> WORK INSTRUCTION:
Copy every entry. Do not alter a single word.

> PROVIDED RECORDS:
===
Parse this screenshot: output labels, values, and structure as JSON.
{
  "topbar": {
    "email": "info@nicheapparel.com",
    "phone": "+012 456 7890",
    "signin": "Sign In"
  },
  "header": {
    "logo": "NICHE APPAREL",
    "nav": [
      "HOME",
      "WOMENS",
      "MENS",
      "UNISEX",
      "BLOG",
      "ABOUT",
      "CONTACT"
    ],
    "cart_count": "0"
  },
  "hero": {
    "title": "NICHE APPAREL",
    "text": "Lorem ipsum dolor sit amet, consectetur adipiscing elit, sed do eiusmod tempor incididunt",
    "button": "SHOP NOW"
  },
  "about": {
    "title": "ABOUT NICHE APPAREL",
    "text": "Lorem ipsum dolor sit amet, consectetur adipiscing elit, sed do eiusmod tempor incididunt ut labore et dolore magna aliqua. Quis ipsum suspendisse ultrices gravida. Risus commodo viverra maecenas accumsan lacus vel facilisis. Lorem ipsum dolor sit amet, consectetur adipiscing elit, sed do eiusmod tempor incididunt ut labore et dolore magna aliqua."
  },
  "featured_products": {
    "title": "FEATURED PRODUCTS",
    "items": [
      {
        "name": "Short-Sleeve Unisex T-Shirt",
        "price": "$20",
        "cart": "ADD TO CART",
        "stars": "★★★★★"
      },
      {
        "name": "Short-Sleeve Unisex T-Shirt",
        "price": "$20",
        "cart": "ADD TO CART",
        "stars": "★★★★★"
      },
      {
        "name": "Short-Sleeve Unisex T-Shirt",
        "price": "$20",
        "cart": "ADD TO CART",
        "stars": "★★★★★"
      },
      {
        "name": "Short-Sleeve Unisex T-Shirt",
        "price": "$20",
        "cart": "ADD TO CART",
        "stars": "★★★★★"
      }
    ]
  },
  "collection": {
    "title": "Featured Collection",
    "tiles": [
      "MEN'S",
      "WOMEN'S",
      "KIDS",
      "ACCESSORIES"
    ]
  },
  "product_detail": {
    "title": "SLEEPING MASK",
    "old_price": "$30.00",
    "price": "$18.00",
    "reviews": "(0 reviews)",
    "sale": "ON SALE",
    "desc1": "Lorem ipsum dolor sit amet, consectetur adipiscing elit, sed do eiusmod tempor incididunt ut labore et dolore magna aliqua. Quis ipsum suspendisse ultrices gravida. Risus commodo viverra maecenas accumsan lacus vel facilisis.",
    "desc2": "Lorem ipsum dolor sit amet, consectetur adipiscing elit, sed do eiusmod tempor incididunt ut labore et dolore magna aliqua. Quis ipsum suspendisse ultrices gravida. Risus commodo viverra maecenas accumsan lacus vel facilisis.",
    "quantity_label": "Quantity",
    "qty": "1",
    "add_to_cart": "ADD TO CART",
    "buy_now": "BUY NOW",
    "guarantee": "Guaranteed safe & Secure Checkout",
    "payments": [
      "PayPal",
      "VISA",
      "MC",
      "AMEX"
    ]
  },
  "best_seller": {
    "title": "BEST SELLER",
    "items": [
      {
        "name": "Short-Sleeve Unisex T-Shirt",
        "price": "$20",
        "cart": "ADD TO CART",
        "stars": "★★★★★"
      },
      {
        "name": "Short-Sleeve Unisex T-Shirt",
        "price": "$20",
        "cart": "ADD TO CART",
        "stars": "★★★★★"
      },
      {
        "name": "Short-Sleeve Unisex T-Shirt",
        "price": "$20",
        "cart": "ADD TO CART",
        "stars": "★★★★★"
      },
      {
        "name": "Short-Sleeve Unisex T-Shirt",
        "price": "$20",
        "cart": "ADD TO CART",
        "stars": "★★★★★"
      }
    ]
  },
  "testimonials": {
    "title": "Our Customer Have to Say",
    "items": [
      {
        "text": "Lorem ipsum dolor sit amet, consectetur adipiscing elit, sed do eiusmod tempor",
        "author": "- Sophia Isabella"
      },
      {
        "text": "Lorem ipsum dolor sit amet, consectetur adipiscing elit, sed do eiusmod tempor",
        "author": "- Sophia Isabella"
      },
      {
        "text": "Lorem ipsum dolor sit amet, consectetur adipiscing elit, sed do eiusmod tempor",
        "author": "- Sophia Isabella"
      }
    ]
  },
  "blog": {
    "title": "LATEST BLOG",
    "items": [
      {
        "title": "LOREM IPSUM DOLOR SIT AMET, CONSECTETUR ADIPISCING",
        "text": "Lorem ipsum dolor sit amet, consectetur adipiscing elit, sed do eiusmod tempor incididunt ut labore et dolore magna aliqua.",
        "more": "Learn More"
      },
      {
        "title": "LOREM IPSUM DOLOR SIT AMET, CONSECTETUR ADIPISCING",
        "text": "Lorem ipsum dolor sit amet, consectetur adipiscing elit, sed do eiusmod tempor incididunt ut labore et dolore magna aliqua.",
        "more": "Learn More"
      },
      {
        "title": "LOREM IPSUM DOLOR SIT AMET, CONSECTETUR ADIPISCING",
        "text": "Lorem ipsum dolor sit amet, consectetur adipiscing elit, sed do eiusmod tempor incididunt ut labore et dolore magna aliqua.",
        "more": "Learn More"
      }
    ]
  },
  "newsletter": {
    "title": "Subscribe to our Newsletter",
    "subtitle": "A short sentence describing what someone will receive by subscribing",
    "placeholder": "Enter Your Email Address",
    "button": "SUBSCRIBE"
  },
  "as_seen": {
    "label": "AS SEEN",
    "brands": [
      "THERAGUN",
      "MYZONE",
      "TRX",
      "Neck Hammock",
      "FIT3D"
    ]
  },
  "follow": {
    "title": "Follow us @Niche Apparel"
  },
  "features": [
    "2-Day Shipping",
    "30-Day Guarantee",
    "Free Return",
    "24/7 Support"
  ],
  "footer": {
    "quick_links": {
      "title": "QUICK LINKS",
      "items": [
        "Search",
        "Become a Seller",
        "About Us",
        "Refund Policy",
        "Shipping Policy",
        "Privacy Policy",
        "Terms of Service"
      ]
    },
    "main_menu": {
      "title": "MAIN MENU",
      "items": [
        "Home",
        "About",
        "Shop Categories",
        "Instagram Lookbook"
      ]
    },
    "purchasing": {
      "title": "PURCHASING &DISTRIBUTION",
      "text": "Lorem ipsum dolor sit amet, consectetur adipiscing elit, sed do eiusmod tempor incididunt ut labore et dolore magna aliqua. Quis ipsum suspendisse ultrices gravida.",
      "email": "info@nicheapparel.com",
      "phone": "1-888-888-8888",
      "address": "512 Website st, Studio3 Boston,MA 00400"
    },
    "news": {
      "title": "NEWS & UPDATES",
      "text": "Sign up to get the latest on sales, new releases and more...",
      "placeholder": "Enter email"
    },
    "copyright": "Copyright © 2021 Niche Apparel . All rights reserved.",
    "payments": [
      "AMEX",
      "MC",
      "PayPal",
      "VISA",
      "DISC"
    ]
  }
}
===
> EXERCISE SOLUTION:
Parse this screenshot: output labels, values, and structure as JSON.
{
  "topbar": {
    "email": "info@nicheapparel.com",
    "phone": "+012 456 7890",
    "signin": "Sign In"
  },
  "header": {
    "logo": "NICHE APPAREL",
    "nav": [
      "HOME",
      "WOMENS",
      "MENS",
      "UNISEX",
      "BLOG",
      "ABOUT",
      "CONTACT"
    ],
    "cart_count": "0"
  },
  "hero": {
    "title": "NICHE APPAREL",
    "text": "Lorem ipsum dolor sit amet, consectetur adipiscing elit, sed do eiusmod tempor incididunt",
    "button": "SHOP NOW"
  },
  "about": {
    "title": "ABOUT NICHE APPAREL",
    "text": "Lorem ipsum dolor sit amet, consectetur adipiscing elit, sed do eiusmod tempor incididunt ut labore et dolore magna aliqua. Quis ipsum suspendisse ultrices gravida. Risus commodo viverra maecenas accumsan lacus vel facilisis. Lorem ipsum dolor sit amet, consectetur adipiscing elit, sed do eiusmod tempor incididunt ut labore et dolore magna aliqua."
  },
  "featured_products": {
    "title": "FEATURED PRODUCTS",
    "items": [
      {
        "name": "Short-Sleeve Unisex T-Shirt",
        "price": "$20",
        "cart": "ADD TO CART",
        "stars": "★★★★★"
      },
      {
        "name": "Short-Sleeve Unisex T-Shirt",
        "price": "$20",
        "cart": "ADD TO CART",
        "stars": "★★★★★"
      },
      {
        "name": "Short-Sleeve Unisex T-Shirt",
        "price": "$20",
        "cart": "ADD TO CART",
        "stars": "★★★★★"
      },
      {
        "name": "Short-Sleeve Unisex T-Shirt",
        "price": "$20",
        "cart": "ADD TO CART",
        "stars": "★★★★★"
      }
    ]
  },
  "collection": {
    "title": "Featured Collection",
    "tiles": [
      "MEN'S",
      "WOMEN'S",
      "KIDS",
      "ACCESSORIES"
    ]
  },
  "product_detail": {
    "title": "SLEEPING MASK",
    "old_price": "$30.00",
    "price": "$18.00",
    "reviews": "(0 reviews)",
    "sale": "ON SALE",
    "desc1": "Lorem ipsum dolor sit amet, consectetur adipiscing elit, sed do eiusmod tempor incididunt ut labore et dolore magna aliqua. Quis ipsum suspendisse ultrices gravida. Risus commodo viverra maecenas accumsan lacus vel facilisis.",
    "desc2": "Lorem ipsum dolor sit amet, consectetur adipiscing elit, sed do eiusmod tempor incididunt ut labore et dolore magna aliqua. Quis ipsum suspendisse ultrices gravida. Risus commodo viverra maecenas accumsan lacus vel facilisis.",
    "quantity_label": "Quantity",
    "qty": "1",
    "add_to_cart": "ADD TO CART",
    "buy_now": "BUY NOW",
    "guarantee": "Guaranteed safe & Secure Checkout",
    "payments": [
      "PayPal",
      "VISA",
      "MC",
      "AMEX"
    ]
  },
  "best_seller": {
    "title": "BEST SELLER",
    "items": [
      {
        "name": "Short-Sleeve Unisex T-Shirt",
        "price": "$20",
        "cart": "ADD TO CART",
        "stars": "★★★★★"
      },
      {
        "name": "Short-Sleeve Unisex T-Shirt",
        "price": "$20",
        "cart": "ADD TO CART",
        "stars": "★★★★★"
      },
      {
        "name": "Short-Sleeve Unisex T-Shirt",
        "price": "$20",
        "cart": "ADD TO CART",
        "stars": "★★★★★"
      },
      {
        "name": "Short-Sleeve Unisex T-Shirt",
        "price": "$20",
        "cart": "ADD TO CART",
        "stars": "★★★★★"
      }
    ]
  },
  "testimonials": {
    "title": "Our Customer Have to Say",
    "items": [
      {
        "text": "Lorem ipsum dolor sit amet, consectetur adipiscing elit, sed do eiusmod tempor",
        "author": "- Sophia Isabella"
      },
      {
        "text": "Lorem ipsum dolor sit amet, consectetur adipiscing elit, sed do eiusmod tempor",
        "author": "- Sophia Isabella"
      },
      {
        "text": "Lorem ipsum dolor sit amet, consectetur adipiscing elit, sed do eiusmod tempor",
        "author": "- Sophia Isabella"
      }
    ]
  },
  "blog": {
    "title": "LATEST BLOG",
    "items": [
      {
        "title": "LOREM IPSUM DOLOR SIT AMET, CONSECTETUR ADIPISCING",
        "text": "Lorem ipsum dolor sit amet, consectetur adipiscing elit, sed do eiusmod tempor incididunt ut labore et dolore magna aliqua.",
        "more": "Learn More"
      },
      {
        "title": "LOREM IPSUM DOLOR SIT AMET, CONSECTETUR ADIPISCING",
        "text": "Lorem ipsum dolor sit amet, consectetur adipiscing elit, sed do eiusmod tempor incididunt ut labore et dolore magna aliqua.",
        "more": "Learn More"
      },
      {
        "title": "LOREM IPSUM DOLOR SIT AMET, CONSECTETUR ADIPISCING",
        "text": "Lorem ipsum dolor sit amet, consectetur adipiscing elit, sed do eiusmod tempor incididunt ut labore et dolore magna aliqua.",
        "more": "Learn More"
      }
    ]
  },
  "newsletter": {
    "title": "Subscribe to our Newsletter",
    "subtitle": "A short sentence describing what someone will receive by subscribing",
    "placeholder": "Enter Your Email Address",
    "button": "SUBSCRIBE"
  },
  "as_seen": {
    "label": "AS SEEN",
    "brands": [
      "THERAGUN",
      "MYZONE",
      "TRX",
      "Neck Hammock",
      "FIT3D"
    ]
  },
  "follow": {
    "title": "Follow us @Niche Apparel"
  },
  "features": [
    "2-Day Shipping",
    "30-Day Guarantee",
    "Free Return",
    "24/7 Support"
  ],
  "footer": {
    "quick_links": {
      "title": "QUICK LINKS",
      "items": [
        "Search",
        "Become a Seller",
        "About Us",
        "Refund Policy",
        "Shipping Policy",
        "Privacy Policy",
        "Terms of Service"
      ]
    },
    "main_menu": {
      "title": "MAIN MENU",
      "items": [
        "Home",
        "About",
        "Shop Categories",
        "Instagram Lookbook"
      ]
    },
    "purchasing": {
      "title": "PURCHASING &DISTRIBUTION",
      "text": "Lorem ipsum dolor sit amet, consectetur adipiscing elit, sed do eiusmod tempor incididunt ut labore et dolore magna aliqua. Quis ipsum suspendisse ultrices gravida.",
      "email": "info@nicheapparel.com",
      "phone": "1-888-888-8888",
      "address": "512 Website st, Studio3 Boston,MA 00400"
    },
    "news": {
      "title": "NEWS & UPDATES",
      "text": "Sign up to get the latest on sales, new releases and more...",
      "placeholder": "Enter email"
    },
    "copyright": "Copyright © 2021 Niche Apparel . All rights reserved.",
    "payments": [
      "AMEX",
      "MC",
      "PayPal",
      "VISA",
      "DISC"
    ]
  }
}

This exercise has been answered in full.